Aromatherapy is the use of plant essential oils to promote and maintain well-being.
Essential oils are organic compounds derived from various parts of flowers, resins, leaves, barks, fruit and roots.They contain natural chemical constituents, with each essential oil having unique therapeutic properties which can be used to help promote and maintain health and well-being.
The most common methods of application of essential oils include :
massage / adding to the bath / vaporisation or inhalation.
Essential oils should be used with caution when it comes to working with babies and children, as up to the age of 12, a child’s liver has not properly matured and the child’s emotional responses to different aroma’s should also be considered.
Essential oils are absorbed throughout the body through the skin and blood circulatory system via the hair follicles and sweat glands. (If you crush a clove of garlic and rub it into the soles of your feet it will be on your breath within an hour)Therefore the use of essential oils before the baby is 12 weeks old is not recommended and even after this age only specific oils are considered safe.

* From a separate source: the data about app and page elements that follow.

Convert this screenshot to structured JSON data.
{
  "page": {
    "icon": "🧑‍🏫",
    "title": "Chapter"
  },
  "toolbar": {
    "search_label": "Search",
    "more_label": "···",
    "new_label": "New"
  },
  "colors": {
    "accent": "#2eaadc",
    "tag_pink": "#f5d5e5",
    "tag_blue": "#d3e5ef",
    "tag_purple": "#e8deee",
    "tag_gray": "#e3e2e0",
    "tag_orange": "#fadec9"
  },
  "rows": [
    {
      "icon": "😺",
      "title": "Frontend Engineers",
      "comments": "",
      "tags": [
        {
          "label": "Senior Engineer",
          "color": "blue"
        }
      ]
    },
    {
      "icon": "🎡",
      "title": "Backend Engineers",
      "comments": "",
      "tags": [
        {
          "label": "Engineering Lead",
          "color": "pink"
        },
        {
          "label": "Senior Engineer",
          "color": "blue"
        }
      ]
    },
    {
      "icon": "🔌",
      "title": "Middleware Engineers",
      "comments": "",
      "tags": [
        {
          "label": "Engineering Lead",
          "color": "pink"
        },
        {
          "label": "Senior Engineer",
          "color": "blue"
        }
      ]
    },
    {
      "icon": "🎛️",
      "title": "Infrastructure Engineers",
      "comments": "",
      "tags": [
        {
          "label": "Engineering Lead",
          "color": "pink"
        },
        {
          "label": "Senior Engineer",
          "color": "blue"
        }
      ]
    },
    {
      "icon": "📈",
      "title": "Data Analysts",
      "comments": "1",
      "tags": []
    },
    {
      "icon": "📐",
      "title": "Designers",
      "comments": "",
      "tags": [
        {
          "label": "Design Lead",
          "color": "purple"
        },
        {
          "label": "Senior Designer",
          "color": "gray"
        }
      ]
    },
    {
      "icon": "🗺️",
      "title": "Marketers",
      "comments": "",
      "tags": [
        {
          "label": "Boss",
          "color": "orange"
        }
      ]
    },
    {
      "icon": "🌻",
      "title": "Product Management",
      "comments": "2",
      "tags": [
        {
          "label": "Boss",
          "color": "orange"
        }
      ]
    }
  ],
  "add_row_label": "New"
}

For this reason it is always best to consult a qualified aromatherapist before using essential oils with baby massage. Also it is best at this age to avoid all aromatic oils as the aroma will overpower the smell of the mother.
For massage purposes only pure organic odourless vegetable/fruit oils are recommended.
The skin is the largest living breathing organ of the human body. The baby’s skin is highly sensitive and as such only the purest (not always the most expensive) products should be used.
For many years before the use of soaps, oils were used to cleanse the body
Oils tend to leave the skin with a ‘glow’ while soaps tend to leave it looking ‘dry’
Vegetable and fruit oils are mostly digestible and unperfumed which as well as facilitating massage and the safe dilution of essential oils, can also have therapeutic properties of their own and an ability to treat certain skin conditions.
The following vegetable oils are recommended for massaging babies:
Sunflower Seed / Grapeseed / A Light Olive Oil (best to avoid aromatic oils but can be used occasionally to soften dry skin) / Palm Oil / Fractionated Coconut (available from the chemist. Non aromatic).
Different oils are also used in different cultures for different skin types, for example olive oil is used throughout the Mediterranean, coconut oil is used throughout the Caribbean and Africa and Asia (in Bali coconut oil is mixed with grilled red onion to make skin soft – purchased from ‘specialists’), Jojoba is used in Japan and Indian mothers massage their babies with mustard oil (said to be cooling).
Whichever oil you intend to use always skin test first.
To ‘skin test’ you rub a small amount of the oil into the baby’s arm and shoulder and leave for 45 minutes to test for a reaction.
With the recommended oils this should be no more than a reddening of the skin which appears like a ‘heat rash’. In this event change to a different oil.
Always best to avoid commercial baby oils as these tend to be highly perfumed and are derived from crude petroleum and as such are ‘indigestible’.
Herbal oils differ from essential and vegetable oils in that they are produced through infusing fresh or dried herbs. By soaking the herbal plant material in a vegetable oil, say sunflower oil,for 4-6 weeks, the aromatic and therapeutic constituents of the herbal plant will infuse into the vegetable oil which is then drained and filtered off.
Herbal oils should only be used for massage if recommended by a consultant/specialist.
The two most common herbal oils are:
Arnica (Arnica montana) and Calendula (Calendula officinalis)
These are both widely used to the benefit of both mother and baby; Calendula- a healing, soothing oil which is particularly gentle on skin and can help to sooth nappy rash and used on dry skin as a moisturiser, Arnica- helps to heal bruising and can be particularly useful with older children.
Unexplained Episodes of Crying
The babies sense of smell is acute so for episodes on unexplained distress check the aroma of the room, incense and aromatic vapourisers, make up, perfume after shave and ‘acrid’ aroma’s like bleach, tobacco can all trigger a sudden outburst of tears.